Data under study |
•••
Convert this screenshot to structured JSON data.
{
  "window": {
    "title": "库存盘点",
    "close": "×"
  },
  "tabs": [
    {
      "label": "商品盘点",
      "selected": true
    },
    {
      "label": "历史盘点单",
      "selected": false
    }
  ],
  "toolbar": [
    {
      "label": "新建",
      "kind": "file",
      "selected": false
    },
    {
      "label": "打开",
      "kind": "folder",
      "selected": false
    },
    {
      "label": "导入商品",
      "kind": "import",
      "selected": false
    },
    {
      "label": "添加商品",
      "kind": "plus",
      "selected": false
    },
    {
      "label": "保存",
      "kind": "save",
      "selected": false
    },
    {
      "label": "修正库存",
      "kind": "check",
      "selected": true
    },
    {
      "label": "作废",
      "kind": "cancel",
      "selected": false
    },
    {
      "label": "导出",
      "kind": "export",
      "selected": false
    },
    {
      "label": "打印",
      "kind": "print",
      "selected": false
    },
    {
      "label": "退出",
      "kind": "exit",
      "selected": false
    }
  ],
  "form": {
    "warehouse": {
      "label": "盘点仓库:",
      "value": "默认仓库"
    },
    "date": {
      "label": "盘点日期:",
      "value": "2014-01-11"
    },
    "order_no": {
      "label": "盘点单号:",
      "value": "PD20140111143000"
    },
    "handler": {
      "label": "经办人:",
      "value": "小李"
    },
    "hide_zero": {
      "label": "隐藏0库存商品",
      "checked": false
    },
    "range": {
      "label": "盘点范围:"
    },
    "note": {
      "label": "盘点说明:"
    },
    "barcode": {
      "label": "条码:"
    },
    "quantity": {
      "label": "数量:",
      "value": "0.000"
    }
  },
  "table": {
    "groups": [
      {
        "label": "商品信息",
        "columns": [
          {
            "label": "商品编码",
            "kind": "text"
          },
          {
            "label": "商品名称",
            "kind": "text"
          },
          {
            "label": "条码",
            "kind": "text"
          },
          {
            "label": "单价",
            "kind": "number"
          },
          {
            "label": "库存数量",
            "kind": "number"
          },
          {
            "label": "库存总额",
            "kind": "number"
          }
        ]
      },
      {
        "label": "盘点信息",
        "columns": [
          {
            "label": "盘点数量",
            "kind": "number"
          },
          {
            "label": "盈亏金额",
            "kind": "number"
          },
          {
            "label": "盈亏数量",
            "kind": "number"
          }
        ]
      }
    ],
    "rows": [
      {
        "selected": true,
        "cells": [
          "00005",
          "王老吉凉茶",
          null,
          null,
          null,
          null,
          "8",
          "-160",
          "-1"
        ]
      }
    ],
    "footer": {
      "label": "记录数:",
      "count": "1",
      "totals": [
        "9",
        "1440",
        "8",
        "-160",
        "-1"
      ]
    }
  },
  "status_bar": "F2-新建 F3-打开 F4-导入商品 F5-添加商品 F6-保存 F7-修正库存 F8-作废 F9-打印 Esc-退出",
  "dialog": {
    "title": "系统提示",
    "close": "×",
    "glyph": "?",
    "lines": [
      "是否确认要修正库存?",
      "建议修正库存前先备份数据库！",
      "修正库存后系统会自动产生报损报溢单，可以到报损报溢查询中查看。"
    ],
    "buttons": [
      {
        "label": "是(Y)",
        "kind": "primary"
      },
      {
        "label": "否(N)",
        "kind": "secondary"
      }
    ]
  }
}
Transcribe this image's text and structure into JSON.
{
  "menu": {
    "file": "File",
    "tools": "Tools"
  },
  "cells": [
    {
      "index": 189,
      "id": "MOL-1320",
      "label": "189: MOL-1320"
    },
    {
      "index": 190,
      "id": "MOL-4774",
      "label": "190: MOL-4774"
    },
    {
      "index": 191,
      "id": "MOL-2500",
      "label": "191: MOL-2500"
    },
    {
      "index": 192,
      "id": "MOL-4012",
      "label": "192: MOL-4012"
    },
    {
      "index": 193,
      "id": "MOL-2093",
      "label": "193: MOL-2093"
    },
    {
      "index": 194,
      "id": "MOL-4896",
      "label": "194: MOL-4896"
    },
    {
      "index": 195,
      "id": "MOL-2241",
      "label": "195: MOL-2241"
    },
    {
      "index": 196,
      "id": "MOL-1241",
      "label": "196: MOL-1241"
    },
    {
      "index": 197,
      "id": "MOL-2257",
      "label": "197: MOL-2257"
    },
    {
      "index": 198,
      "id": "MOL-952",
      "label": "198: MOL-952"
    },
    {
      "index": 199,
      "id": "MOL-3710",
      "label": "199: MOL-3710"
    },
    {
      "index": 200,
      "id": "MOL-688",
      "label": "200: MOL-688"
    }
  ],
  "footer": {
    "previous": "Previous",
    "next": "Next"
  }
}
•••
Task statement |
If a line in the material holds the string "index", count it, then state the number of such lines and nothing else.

Answer box |
12